“She loved him, though no one knew why.
“He is not of her equal; not of her kind.”
But what no one knew,
Was this one thing:
She was the girl,
Who couldn’t see skin.”
Written by Coco .J. Ginger
Whenever I read these words, I instantly think of my daughter and of how Asper Girls just like her, have a tendency to develop such strong passions for people, places and things that often go well beyond the need to see skin.
Whether it be a favorite, toy, an item of clothing, a blanket, a pet or an animated creation like the digital avatars found on the ‘Sims’, Asper Girls often seem to have the ability to create deep emotional attachments to things that other people find hard to comprehend.
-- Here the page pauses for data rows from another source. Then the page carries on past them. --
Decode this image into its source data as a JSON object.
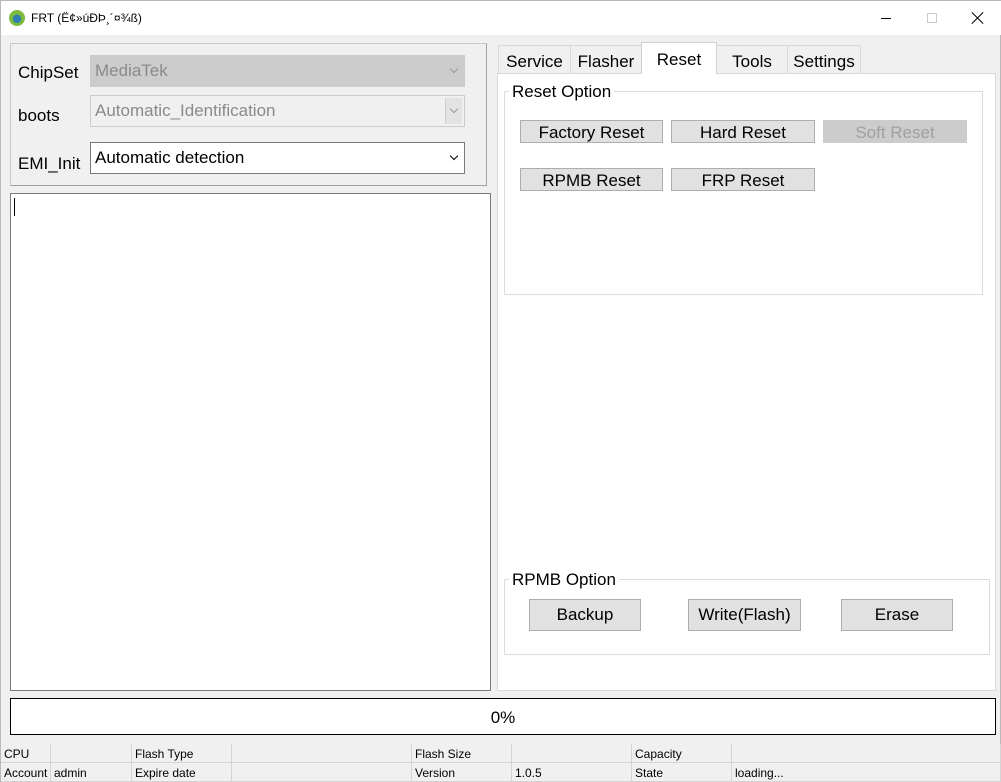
{
  "window": {
    "title": "FRT (Ë¢»úÐÞ¸´¤¾ß)",
    "minimize_label": "",
    "maximize_label": "",
    "close_label": ""
  },
  "config": {
    "chipset_label": "ChipSet",
    "chipset_value": "MediaTek",
    "boots_label": "boots",
    "boots_value": "Automatic_Identification",
    "emi_label": "EMI_Init",
    "emi_value": "Automatic detection"
  },
  "log": {
    "text": ""
  },
  "tabs": [
    {
      "label": "Service"
    },
    {
      "label": "Flasher"
    },
    {
      "label": "Reset"
    },
    {
      "label": "Tools"
    },
    {
      "label": "Settings"
    }
  ],
  "reset_option": {
    "title": "Reset Option",
    "factory_reset": "Factory Reset",
    "hard_reset": "Hard Reset",
    "soft_reset": "Soft Reset",
    "rpmb_reset": "RPMB Reset",
    "frp_reset": "FRP Reset"
  },
  "rpmb_option": {
    "title": "RPMB Option",
    "backup": "Backup",
    "write": "Write(Flash)",
    "erase": "Erase"
  },
  "progress": {
    "text": "0%",
    "value": 0
  },
  "statusbar": {
    "cpu_label": "CPU",
    "cpu_value": "",
    "flash_type_label": "Flash Type",
    "flash_type_value": "",
    "flash_size_label": "Flash Size",
    "flash_size_value": "",
    "capacity_label": "Capacity",
    "capacity_value": "",
    "account_label": "Account",
    "account_value": "admin",
    "expire_label": "Expire date",
    "expire_value": "",
    "version_label": "Version",
    "version_value": "1.0.5",
    "state_label": "State",
    "state_value": "loading..."
  }
}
As a result of their abilities to forge such deep attachments to inanimate objects, their passions are often described as ‘obsessions’.
But I don’t think lumbering Asper Girls with the idea that they suffer from having uncontrollable ‘obsession’ does them any justice at all.
I think instead, that Asper Girls are not experiencing ‘obsessions’ but rather they are forming deep emotional connections to things in ways that others just simply may not be able to comprehend.
For my daughter, the sort of deep emotional connections to inanimate objects that she forms, are to be found within the characters she creates on the computer game the ‘Sims’.
She can and often will, if left unprompted, spend hours and hours, even entire days, creating their avatars, constructing their homes, their gardens, their pets, their friends, their wardrobes and virtually anything else she can think of that might make them feel more comfortable in their pixellated world.
She talks to them, creates entire personal histories for them and has been known to lament for hours on end over the fact that she herself cannot speak ‘Simian’.
To her, these artificial beings are very much a part of her world and there’s no doubt in my mind that she has formed a deep emotional connection with them.
After all they have become her ever-present friends in a world in which her lack of understanding others, and their lack in understanding her, can often leave her reeling.
So her artificial friends, those silly little avatars that many would consider to be nothing more than brief flights of fantasy, provide her with a great source of comfort and connection, especially on those days when everything just seems to be too much for her.
So I don’t consider the affinity she has with the characters on her game to be signs of ‘obsessional behavior’ at all.
Rather I view the connection she has with her Sims as evidence that she not only has the ability to engage in imaginative play, but that she is also developing that rare skill of being able to take a vision from her mind and make it ‘real’.
In doing so I believe she is displaying the gift of creativity.
And in my book, there’s absolutely nothing wrong with that at all.